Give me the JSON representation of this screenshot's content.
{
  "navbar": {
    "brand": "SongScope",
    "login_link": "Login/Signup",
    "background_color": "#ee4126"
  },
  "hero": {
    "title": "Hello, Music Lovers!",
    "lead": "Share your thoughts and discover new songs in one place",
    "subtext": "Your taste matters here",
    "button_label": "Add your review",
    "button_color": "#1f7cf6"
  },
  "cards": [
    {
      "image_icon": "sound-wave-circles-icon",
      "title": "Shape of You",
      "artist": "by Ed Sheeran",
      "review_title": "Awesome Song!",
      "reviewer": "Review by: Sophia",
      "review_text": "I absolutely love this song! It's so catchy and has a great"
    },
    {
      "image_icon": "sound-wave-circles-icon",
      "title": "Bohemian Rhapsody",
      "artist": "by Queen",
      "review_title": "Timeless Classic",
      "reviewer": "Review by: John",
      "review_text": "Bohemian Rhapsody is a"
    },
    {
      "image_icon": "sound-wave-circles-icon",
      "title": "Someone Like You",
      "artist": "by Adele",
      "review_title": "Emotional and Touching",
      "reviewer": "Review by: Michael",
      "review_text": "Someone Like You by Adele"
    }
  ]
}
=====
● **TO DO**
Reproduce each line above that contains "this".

● **TASK RESPONSE**
Give me the JSON representation of this screenshot's content.
      "review_text": "I absolutely love this song! It's so catchy and has a great"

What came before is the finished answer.